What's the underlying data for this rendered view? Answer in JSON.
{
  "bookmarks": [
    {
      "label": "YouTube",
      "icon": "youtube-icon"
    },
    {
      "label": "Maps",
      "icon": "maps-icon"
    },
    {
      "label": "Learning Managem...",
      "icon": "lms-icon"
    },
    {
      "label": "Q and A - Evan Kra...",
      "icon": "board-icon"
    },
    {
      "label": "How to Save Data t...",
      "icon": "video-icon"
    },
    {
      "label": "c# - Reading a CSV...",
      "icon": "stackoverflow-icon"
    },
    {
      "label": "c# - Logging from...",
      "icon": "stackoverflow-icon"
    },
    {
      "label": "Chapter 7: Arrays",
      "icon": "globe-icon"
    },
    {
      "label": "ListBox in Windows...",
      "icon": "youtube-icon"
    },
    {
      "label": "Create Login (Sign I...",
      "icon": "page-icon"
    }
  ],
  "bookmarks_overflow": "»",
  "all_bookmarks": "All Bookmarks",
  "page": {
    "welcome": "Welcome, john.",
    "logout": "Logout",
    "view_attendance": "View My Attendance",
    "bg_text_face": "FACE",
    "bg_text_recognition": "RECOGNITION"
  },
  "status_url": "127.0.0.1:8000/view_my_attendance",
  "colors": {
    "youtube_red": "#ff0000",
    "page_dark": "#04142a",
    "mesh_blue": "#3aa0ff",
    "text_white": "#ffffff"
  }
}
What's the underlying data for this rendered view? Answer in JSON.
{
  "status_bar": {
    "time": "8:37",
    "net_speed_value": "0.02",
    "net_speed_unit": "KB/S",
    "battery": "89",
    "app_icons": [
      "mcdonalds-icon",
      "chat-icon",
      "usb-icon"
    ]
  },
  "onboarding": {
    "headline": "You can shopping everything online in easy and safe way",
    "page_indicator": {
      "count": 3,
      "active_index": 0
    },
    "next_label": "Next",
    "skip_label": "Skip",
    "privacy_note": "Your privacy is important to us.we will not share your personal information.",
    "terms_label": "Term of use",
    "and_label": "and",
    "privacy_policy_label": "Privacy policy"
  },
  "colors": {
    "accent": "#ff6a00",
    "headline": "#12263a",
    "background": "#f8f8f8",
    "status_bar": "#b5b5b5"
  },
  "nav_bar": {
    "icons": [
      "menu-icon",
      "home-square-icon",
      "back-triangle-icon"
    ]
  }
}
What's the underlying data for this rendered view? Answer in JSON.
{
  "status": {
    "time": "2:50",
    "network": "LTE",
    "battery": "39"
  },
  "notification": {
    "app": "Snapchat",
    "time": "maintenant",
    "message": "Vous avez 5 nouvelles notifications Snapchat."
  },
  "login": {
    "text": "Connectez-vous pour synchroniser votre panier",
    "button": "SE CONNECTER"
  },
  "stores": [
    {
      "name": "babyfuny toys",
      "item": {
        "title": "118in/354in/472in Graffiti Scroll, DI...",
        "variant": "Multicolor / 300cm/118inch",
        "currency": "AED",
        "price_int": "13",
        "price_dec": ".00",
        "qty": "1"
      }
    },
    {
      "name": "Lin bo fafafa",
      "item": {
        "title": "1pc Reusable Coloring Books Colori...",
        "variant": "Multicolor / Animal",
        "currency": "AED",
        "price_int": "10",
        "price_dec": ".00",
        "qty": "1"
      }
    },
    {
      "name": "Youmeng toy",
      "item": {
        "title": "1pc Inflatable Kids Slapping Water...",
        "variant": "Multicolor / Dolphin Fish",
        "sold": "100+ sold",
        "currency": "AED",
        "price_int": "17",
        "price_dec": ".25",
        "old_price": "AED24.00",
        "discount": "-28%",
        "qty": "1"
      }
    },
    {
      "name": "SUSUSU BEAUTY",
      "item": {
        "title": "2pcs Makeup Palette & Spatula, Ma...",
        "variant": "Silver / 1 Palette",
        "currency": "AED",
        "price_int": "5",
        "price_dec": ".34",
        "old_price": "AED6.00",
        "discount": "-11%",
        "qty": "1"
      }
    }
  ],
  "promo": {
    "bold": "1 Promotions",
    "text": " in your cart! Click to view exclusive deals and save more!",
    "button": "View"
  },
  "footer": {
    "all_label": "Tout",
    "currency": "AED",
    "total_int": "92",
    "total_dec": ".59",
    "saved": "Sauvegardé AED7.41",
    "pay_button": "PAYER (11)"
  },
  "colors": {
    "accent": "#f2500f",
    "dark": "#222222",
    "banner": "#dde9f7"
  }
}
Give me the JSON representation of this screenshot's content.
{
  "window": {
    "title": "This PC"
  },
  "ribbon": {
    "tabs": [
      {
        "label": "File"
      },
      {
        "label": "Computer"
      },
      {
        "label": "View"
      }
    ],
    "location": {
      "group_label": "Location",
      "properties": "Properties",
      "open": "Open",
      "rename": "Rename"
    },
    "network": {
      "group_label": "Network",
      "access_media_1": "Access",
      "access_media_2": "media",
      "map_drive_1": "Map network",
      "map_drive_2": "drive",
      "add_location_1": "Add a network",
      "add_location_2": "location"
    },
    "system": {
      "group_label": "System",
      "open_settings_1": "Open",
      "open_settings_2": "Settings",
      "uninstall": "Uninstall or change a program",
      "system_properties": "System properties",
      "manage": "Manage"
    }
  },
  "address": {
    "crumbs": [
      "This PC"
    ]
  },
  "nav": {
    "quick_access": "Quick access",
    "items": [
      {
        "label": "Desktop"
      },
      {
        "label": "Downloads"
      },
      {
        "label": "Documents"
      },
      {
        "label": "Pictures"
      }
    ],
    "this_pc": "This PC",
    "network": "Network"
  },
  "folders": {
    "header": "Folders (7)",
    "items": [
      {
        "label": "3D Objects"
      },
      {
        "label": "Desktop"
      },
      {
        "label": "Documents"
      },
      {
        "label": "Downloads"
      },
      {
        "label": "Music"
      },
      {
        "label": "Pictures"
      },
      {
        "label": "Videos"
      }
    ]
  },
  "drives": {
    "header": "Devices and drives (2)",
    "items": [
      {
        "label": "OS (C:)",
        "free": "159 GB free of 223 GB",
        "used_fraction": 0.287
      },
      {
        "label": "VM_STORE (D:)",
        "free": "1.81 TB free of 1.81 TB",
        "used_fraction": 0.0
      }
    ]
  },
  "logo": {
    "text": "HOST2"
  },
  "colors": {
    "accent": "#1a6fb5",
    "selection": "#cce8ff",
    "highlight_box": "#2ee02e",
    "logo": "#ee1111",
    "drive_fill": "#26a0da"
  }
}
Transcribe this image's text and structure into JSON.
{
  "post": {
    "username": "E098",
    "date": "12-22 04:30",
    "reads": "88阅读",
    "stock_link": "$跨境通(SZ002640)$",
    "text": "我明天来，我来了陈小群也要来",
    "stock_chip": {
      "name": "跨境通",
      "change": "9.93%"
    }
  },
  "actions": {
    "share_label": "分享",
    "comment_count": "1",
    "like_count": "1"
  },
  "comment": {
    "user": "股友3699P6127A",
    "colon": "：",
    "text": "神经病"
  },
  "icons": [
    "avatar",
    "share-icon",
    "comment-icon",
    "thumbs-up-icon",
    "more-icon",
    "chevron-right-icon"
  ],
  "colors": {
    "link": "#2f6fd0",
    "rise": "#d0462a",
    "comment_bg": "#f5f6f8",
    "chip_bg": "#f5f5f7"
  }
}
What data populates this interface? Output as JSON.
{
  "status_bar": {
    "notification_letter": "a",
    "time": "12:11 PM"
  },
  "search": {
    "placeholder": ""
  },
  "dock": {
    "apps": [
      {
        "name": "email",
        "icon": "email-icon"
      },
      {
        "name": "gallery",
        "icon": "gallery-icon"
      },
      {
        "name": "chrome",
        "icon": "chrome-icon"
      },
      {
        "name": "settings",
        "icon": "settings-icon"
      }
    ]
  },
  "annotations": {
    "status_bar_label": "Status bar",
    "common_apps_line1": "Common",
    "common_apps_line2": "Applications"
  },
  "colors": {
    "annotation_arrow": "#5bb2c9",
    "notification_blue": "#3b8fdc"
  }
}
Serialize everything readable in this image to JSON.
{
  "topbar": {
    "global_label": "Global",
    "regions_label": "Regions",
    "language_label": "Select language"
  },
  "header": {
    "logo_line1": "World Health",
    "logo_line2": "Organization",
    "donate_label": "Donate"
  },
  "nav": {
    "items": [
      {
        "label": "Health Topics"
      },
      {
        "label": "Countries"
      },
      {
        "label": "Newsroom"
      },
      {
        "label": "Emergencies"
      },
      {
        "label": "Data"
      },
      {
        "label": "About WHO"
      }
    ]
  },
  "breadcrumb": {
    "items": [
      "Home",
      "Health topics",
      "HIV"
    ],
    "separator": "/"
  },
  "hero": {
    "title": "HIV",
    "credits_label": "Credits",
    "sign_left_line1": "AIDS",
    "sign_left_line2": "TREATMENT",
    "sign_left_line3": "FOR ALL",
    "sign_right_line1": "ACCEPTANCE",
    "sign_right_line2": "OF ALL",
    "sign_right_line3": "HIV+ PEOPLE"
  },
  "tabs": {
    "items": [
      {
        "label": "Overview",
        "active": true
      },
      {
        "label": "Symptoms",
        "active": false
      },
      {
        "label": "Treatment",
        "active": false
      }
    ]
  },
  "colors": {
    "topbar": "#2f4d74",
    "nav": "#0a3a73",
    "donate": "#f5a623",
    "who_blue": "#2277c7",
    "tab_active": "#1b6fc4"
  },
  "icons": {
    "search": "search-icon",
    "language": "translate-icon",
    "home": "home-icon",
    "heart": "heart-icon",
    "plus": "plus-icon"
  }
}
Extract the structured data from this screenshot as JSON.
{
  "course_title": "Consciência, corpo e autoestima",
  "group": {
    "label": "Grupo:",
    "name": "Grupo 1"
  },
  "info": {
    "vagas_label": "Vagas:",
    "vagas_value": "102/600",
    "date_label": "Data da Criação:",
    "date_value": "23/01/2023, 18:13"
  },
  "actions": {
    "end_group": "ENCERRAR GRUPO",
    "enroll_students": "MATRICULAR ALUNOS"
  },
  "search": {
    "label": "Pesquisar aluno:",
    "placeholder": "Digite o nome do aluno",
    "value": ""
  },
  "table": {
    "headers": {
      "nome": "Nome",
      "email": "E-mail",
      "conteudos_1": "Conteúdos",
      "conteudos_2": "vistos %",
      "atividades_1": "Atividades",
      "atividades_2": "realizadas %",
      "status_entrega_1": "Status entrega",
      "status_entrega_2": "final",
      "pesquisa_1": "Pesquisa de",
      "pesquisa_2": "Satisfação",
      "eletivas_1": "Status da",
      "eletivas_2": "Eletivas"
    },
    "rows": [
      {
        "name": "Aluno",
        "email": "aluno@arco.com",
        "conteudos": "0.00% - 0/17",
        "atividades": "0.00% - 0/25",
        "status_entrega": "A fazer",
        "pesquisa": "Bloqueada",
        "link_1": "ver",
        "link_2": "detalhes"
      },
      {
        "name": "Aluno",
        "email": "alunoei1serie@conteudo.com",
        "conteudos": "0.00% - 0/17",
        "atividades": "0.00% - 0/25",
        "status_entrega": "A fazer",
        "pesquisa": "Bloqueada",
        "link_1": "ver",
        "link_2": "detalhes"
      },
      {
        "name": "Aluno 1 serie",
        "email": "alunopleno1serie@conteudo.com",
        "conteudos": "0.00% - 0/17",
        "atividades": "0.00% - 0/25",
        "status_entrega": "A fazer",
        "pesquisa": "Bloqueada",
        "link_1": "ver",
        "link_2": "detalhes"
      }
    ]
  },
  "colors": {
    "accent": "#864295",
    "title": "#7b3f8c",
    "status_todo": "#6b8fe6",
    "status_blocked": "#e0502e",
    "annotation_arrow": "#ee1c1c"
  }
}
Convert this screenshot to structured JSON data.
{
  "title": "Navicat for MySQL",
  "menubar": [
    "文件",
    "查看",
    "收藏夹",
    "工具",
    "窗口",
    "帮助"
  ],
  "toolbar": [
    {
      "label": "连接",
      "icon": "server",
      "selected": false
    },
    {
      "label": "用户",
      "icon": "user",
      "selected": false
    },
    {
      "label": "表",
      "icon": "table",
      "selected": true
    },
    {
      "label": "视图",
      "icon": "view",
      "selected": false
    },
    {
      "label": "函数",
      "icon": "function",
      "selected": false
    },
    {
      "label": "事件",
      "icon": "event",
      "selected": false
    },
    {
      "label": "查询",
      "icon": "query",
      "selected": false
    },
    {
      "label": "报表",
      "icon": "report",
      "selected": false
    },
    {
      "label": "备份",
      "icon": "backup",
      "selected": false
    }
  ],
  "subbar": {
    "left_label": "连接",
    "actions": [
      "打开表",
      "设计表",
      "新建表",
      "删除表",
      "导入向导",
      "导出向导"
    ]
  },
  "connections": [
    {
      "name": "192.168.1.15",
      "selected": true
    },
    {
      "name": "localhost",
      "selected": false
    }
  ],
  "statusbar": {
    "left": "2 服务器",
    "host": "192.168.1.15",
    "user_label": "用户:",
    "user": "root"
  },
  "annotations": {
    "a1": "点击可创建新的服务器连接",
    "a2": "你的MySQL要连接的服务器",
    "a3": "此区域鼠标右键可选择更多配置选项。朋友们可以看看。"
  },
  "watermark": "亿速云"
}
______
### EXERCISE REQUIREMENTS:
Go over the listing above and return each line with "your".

### RESPONSE AREA:
    "privacy_note": "Your privacy is important to us.we will not share your personal information.",
    "text": " in your cart! Click to view exclusive deals and save more!",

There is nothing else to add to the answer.